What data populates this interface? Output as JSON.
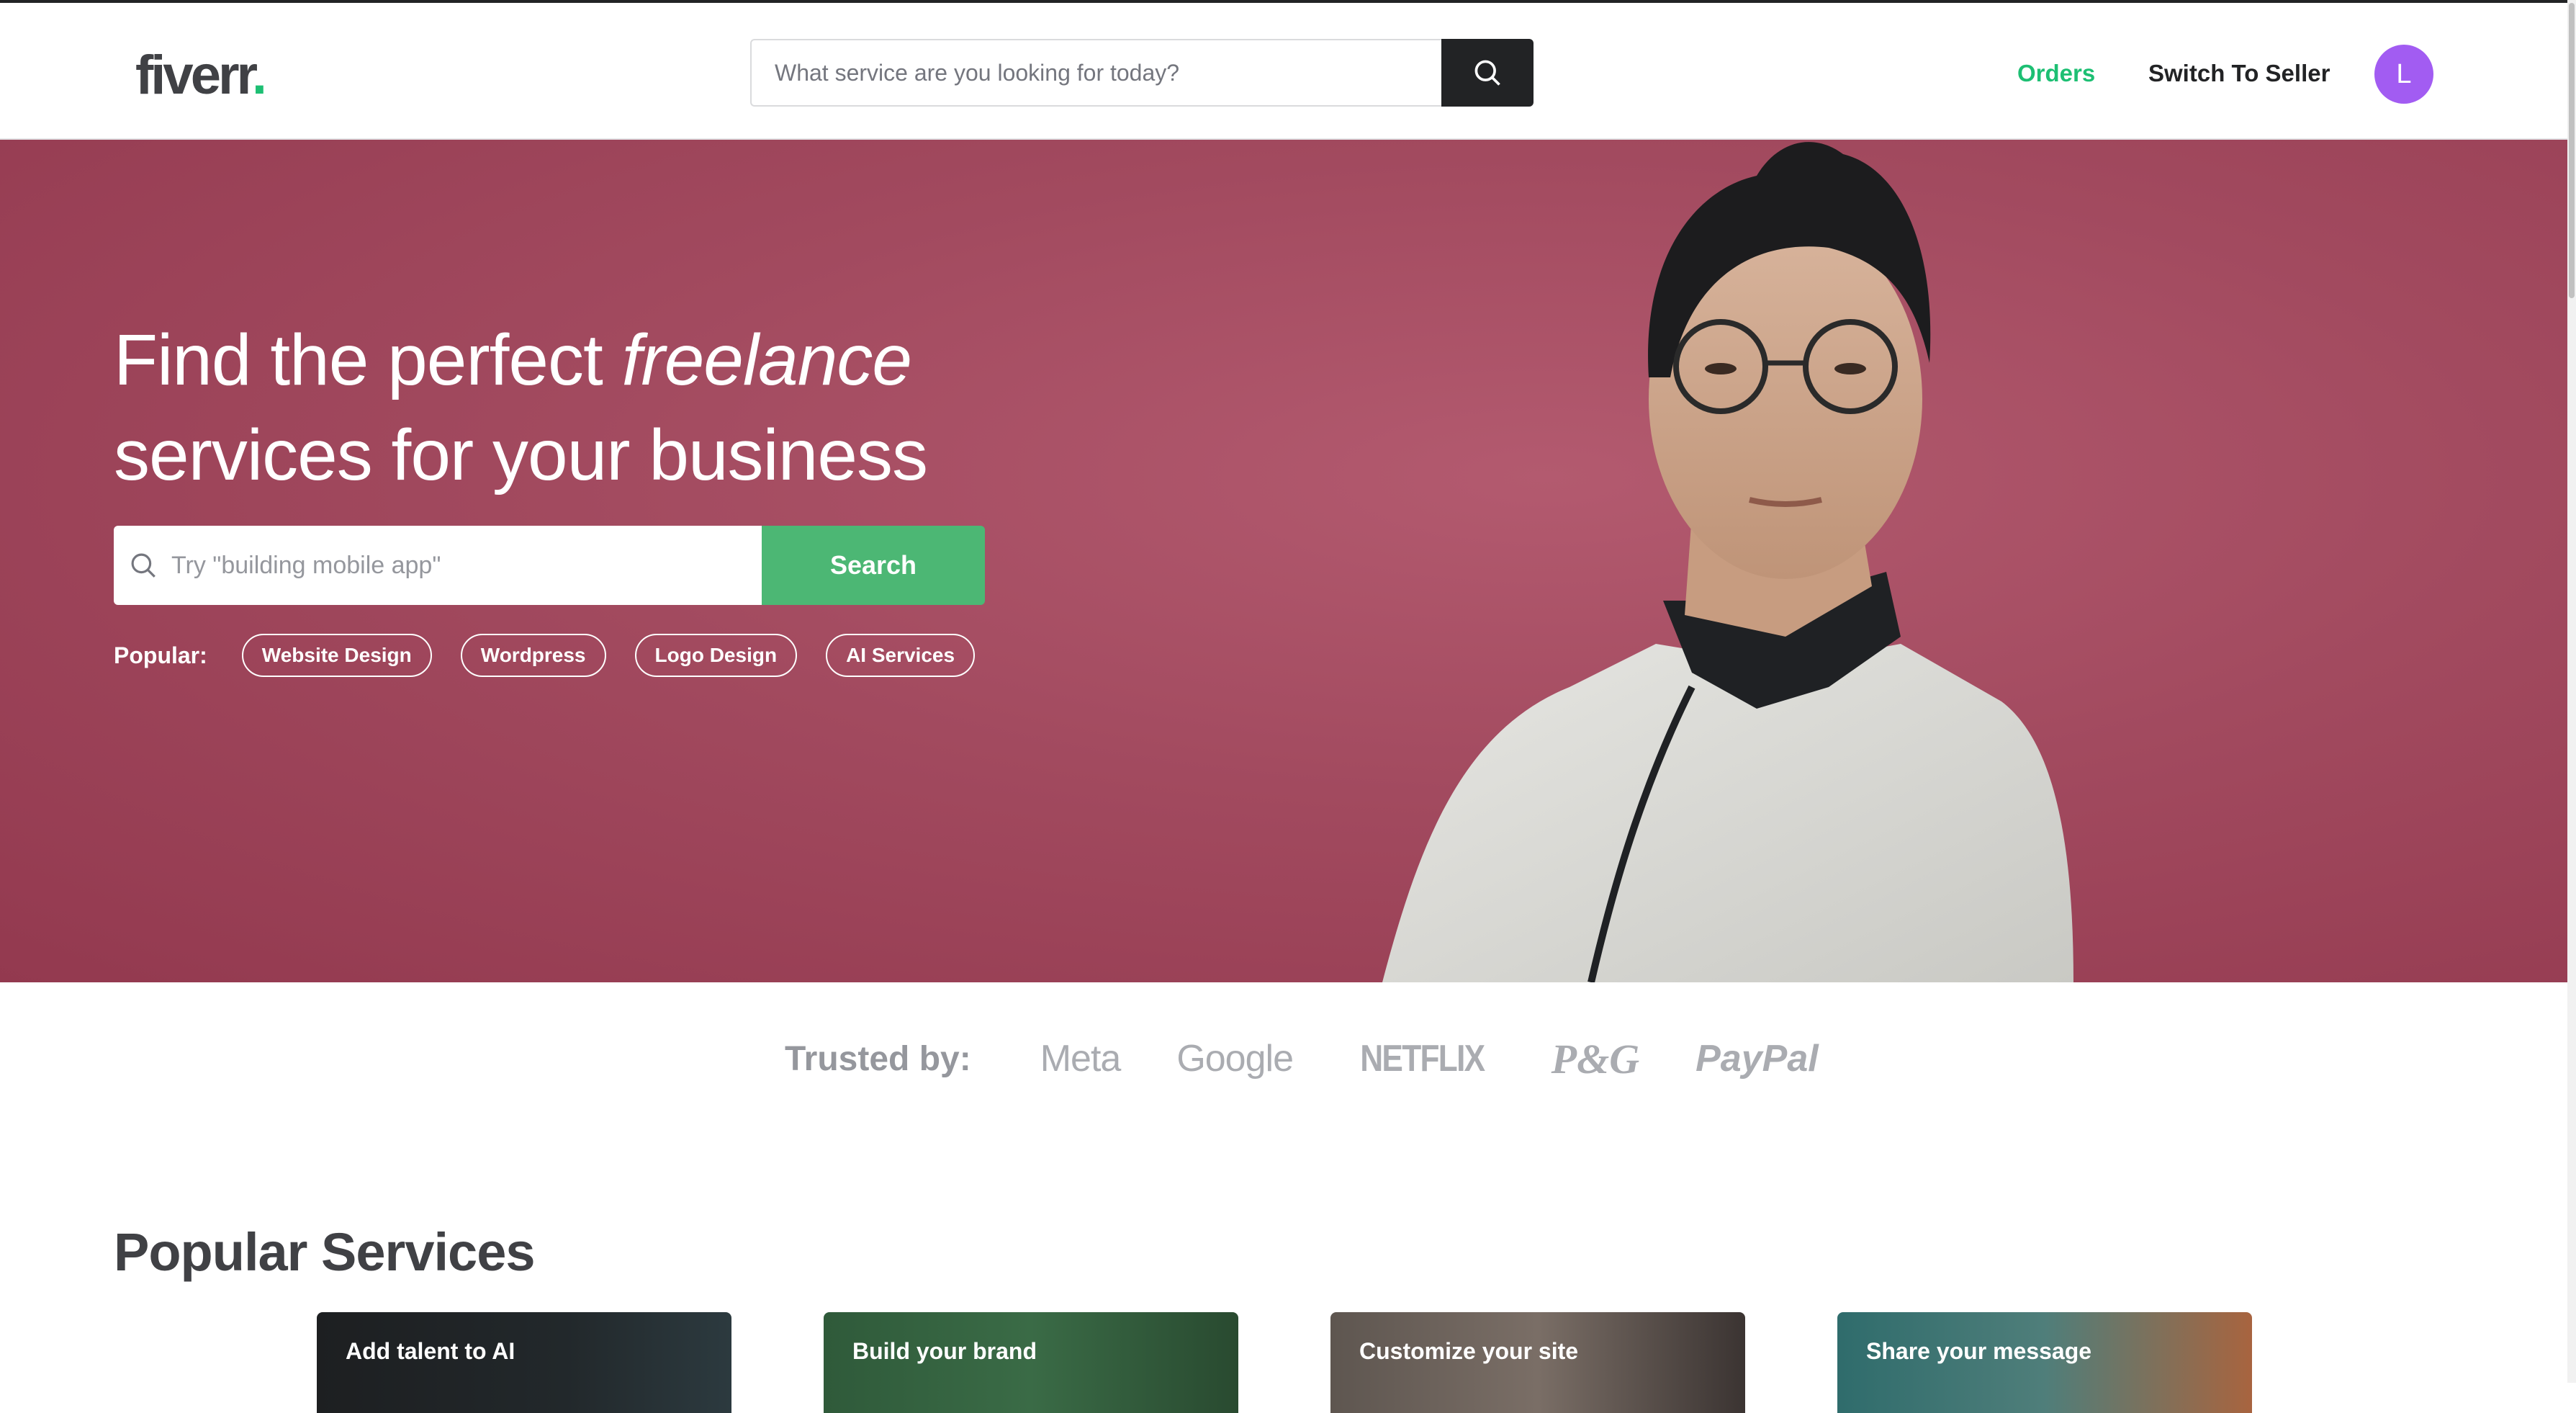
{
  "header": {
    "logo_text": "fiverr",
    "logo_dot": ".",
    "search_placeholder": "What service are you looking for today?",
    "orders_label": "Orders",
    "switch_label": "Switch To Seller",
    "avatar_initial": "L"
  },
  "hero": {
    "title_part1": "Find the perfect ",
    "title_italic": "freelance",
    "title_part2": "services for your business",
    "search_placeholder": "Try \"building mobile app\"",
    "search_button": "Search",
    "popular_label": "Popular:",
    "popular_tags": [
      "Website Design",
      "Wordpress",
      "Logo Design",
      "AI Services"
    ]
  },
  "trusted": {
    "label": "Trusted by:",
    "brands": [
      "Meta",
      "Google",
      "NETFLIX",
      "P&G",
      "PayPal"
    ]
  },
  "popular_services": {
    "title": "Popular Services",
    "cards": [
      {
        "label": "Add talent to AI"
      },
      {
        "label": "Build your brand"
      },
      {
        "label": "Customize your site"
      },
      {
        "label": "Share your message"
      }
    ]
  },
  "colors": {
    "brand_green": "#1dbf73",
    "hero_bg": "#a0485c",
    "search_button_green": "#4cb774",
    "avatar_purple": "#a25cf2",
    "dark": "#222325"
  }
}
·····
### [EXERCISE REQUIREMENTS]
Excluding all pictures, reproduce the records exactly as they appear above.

### [TASK RESULT]
What data populates this interface? Output as JSON.
{
  "header": {
    "logo_text": "fiverr",
    "logo_dot": ".",
    "search_placeholder": "What service are you looking for today?",
    "orders_label": "Orders",
    "switch_label": "Switch To Seller",
    "avatar_initial": "L"
  },
  "hero": {
    "title_part1": "Find the perfect ",
    "title_italic": "freelance",
    "title_part2": "services for your business",
    "search_placeholder": "Try \"building mobile app\"",
    "search_button": "Search",
    "popular_label": "Popular:",
    "popular_tags": [
      "Website Design",
      "Wordpress",
      "Logo Design",
      "AI Services"
    ]
  },
  "trusted": {
    "label": "Trusted by:",
    "brands": [
      "Meta",
      "Google",
      "NETFLIX",
      "P&G",
      "PayPal"
    ]
  },
  "popular_services": {
    "title": "Popular Services",
    "cards": [
      {
        "label": "Add talent to AI"
      },
      {
        "label": "Build your brand"
      },
      {
        "label": "Customize your site"
      },
      {
        "label": "Share your message"
      }
    ]
  },
  "colors": {
    "brand_green": "#1dbf73",
    "hero_bg": "#a0485c",
    "search_button_green": "#4cb774",
    "avatar_purple": "#a25cf2",
    "dark": "#222325"
  }
}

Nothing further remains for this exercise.